Another monster, the Sirens, is the apparent embodiment of all the deceitful temptations in man’s life. The Sirens persuade men into their traps by beautiful hypnotic songs. Once a sailor has entered their trance, his or her life is doomed to Hades. Homer shows that there are many false enticements in the world; the only way to pass these obstacles is to maintain a linear course and never deviate from a fortified moral constitution. To be persuaded by these temptations is to fall into the fatal control of others, to be used without knowing. In the story, Odysseus hears songs about Ithaca and he is filled with nostalgia at that moment, yet his men controlled the ship and steered clear of danger. Sometimes, these temptations may be so alluring that a momentary emotional outbreak occurs, yet man should never rely purely on emotions, rather, rational thinking and logic must be prioritized to prevent fatal mistakes.
One other monster, the six-headed Scylla, is the symbol of sacrifice. As Odysseus sails past the strait between Scylla and the whirlpool of Charybdis, he is forced to make a harsh decision to sail by Scylla and lose at most six sailors rather than sailing by Charybdis and lose the entire crew.
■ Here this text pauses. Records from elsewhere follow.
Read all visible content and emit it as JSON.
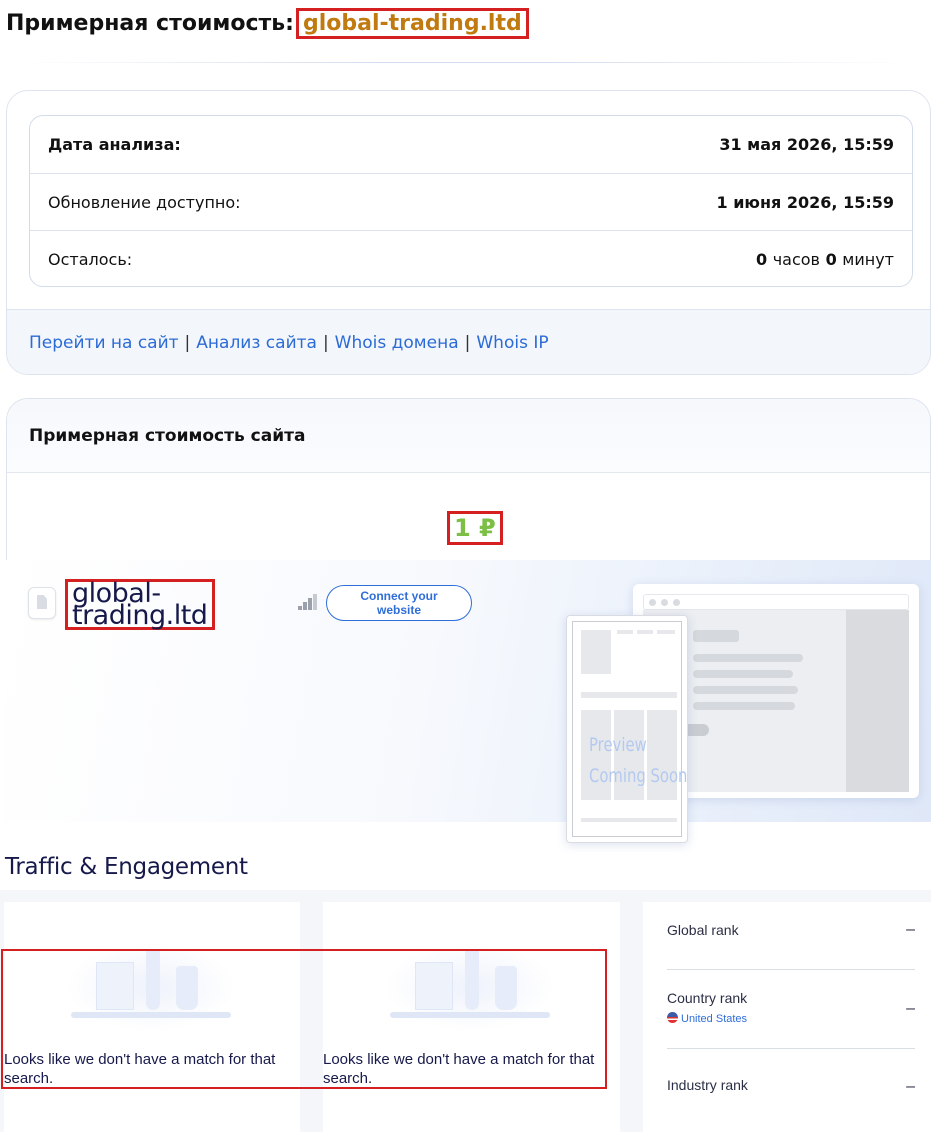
{
  "header": {
    "title_prefix": "Примерная стоимость:",
    "domain": "global-trading.ltd"
  },
  "info": {
    "rows": [
      {
        "label": "Дата анализа:",
        "value": "31 мая 2026, 15:59"
      },
      {
        "label": "Обновление доступно:",
        "value": "1 июня 2026, 15:59"
      },
      {
        "label": "Осталось:",
        "hours": "0",
        "hours_unit": "часов",
        "minutes": "0",
        "minutes_unit": "минут"
      }
    ]
  },
  "links": {
    "goto_site": "Перейти на сайт",
    "site_analysis": "Анализ сайта",
    "whois_domain": "Whois домена",
    "whois_ip": "Whois IP",
    "separator": "|"
  },
  "value_card": {
    "title": "Примерная стоимость сайта",
    "price": "1 ₽"
  },
  "similarweb": {
    "site_name": "global-trading.ltd",
    "connect_button": "Connect your website",
    "preview_line1": "Preview",
    "preview_line2": "Coming Soon",
    "section_title": "Traffic & Engagement",
    "no_match_text": "Looks like we don't have a match for that search.",
    "ranks": [
      {
        "label": "Global rank",
        "value": "–"
      },
      {
        "label": "Country rank",
        "value": "–",
        "country": "United States"
      },
      {
        "label": "Industry rank",
        "value": "–"
      }
    ]
  },
  "colors": {
    "link": "#2c6bd6",
    "highlight_border": "#d42020",
    "domain_text": "#c07a10",
    "price_text": "#7bbf44",
    "accent_blue": "#2f6ed8"
  }
}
It was a hard decision for Odysseus to make, yet it is the only way to save the entire crew. Homer establishes a clear message about the necessity to sacrifice in time of need despite certain unpreventable losses.
Another important symbol employed by Homer also concerns the deities. Every time a deity visits Odysseus, a mortal form is chosen and the deity’s true identity is kept secret. This disguise represents the idea that life can never by judged purely by the outlook. The true significance of things is not proportionally reflected by their material form. The suitors can also be seen as thugs in disguises of gentlemen. Even though they promise to be civil visitors in the residence of Penelope, they are truly symbols of the lowest form that men can be. Their characterizations bring up only disgust and hatred, the far extreme low point of humanity. In other terms, the manifestation of anything may either be an overstatement or an understatement of the truth. Relevant to this idea, Homer also mentions the importance of modesty and amicability. Odysseus is always humble and gracious to the people he meets, despite their stature in the world. This is one of the many characteristics of Odysseus that makes him welcomed by many. Homer’s theme may be that hospitality is one of the more honorable traits of humanity and a moral that should be shared by many.
Homer has built a myriad of symbols and themes in The Odyssey. His epic is not only an entertaining enduring literature, but an education and enlightening of the mind. The plot moves continuously from action to action, yet weaved within the twenty-four books of this poem is numerous life lessons that are invaluable to even the modern society.